During the CRASE Negotiating Book Contracts Panel, Monisha Bajaj from the Department of International and Multicultural Education, Keally McBride from the Department of Politics, Dean Rader from the Department of English, and Manuel Vargas from the Department of Philosophy and School of Law shared their experiences developing book proposals, negotiating contracts, and working with different publishers and editors. Collectively, their experience includes academic publications, poetry, edited collections, and textbooks.
When beginning the book proposal process, all panelists emphasized the importance of considering why you want to write a book in the first place. Are you writing the book for tenure or promotion? Are you trying to raise your reputation as a scholar? The prestige of the publication press is important if you are writing for scholarly prestige. As you develop your proposal, be honest and realistic about the audience for the book, and target publishers who have previous experience with your research or topic area. Attending conferences will allow you to know the press, field, and market, and to find editors. Another strategy shared by our panelists was to look at the acknowledgement section of books you enjoy where you may find names of people who are reputable in the publishing business. Something to keep in mind is that the timeline for publication with a university press can be significantly longer. One panelist had a book that took 14-18 months and another took approximately 3 years. If you have a shorter timeline, other possible venues for publication include a commercial press or a book series, which can be good for networking and visibility.
As you develop your proposal, consider your audience. The editor who might initially review the proposal might not be a scholar, but for a scholarly book, the proposal will be sent to external reviewers. Your proposal should be targeted to the people who are reading the proposals, and the panelists discussed being courteous and cautious if sending simultaneous proposals because sometimes reviewers work with a few presses and might notice if they see your proposal multiple times.
When a press is interested, there are several elements up for negotiation in your contract including artwork customization, author discounts, number of free copies, timeframe for publication in paperback, copyediting costs, and copyright reversal.
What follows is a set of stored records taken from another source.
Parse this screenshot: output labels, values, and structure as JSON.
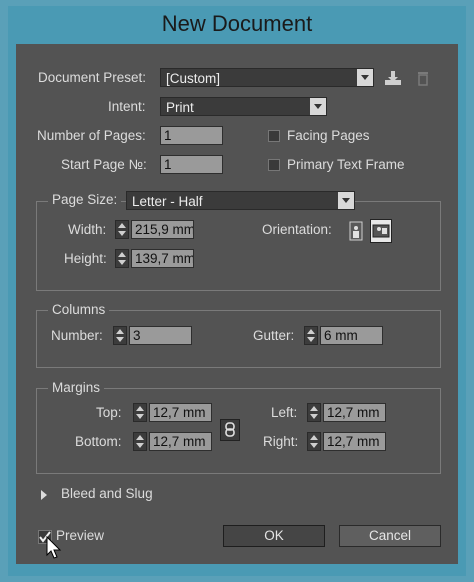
{
  "window": {
    "title": "New Document"
  },
  "preset": {
    "label": "Document Preset:",
    "value": "[Custom]"
  },
  "intent": {
    "label": "Intent:",
    "value": "Print"
  },
  "pages": {
    "label": "Number of Pages:",
    "value": "1"
  },
  "start_page": {
    "label": "Start Page №:",
    "value": "1"
  },
  "facing_pages": {
    "label": "Facing Pages",
    "checked": false
  },
  "primary_text_frame": {
    "label": "Primary Text Frame",
    "checked": false
  },
  "page_size": {
    "label": "Page Size:",
    "value": "Letter - Half",
    "width_label": "Width:",
    "width": "215,9 mm",
    "height_label": "Height:",
    "height": "139,7 mm",
    "orientation_label": "Orientation:"
  },
  "columns": {
    "title": "Columns",
    "number_label": "Number:",
    "number": "3",
    "gutter_label": "Gutter:",
    "gutter": "6 mm"
  },
  "margins": {
    "title": "Margins",
    "top_label": "Top:",
    "top": "12,7 mm",
    "bottom_label": "Bottom:",
    "bottom": "12,7 mm",
    "left_label": "Left:",
    "left": "12,7 mm",
    "right_label": "Right:",
    "right": "12,7 mm"
  },
  "bleed": {
    "label": "Bleed and Slug"
  },
  "preview": {
    "label": "Preview",
    "checked": true
  },
  "buttons": {
    "ok": "OK",
    "cancel": "Cancel"
  }
}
One panelists suggested asking the price of your book in your contract. Deciding what to negotiate is usually personal and depends on the book. For example, if accessibility for your students or field practitioners is important to you, having your book in paperback might be something to consider. During negotiations, you can be better positioned for negotiating if you have another publisher interested in your project, but you need to be mindful what you are using your leverage for.
Once your book is published, stay in communication with your press to help with advertising and marketing your book. While the marketing plan will be different for every project, there are things you can do to sell your work, which includes letting your publisher know if you attend conferences so they can make sure to stock your book and coordinate signings. Also, inform your publisher if you are on a panel or if you have articles published. If you publish a textbook, you can pitch your book to professors and department chairs.
At the University of San Francisco, scholarly communications librarian Charlotte Roh provides one-on-one consultations on book contracts and is a resource on scholarly publications. If you would like to see an example of a book proposal, please contact email@example.com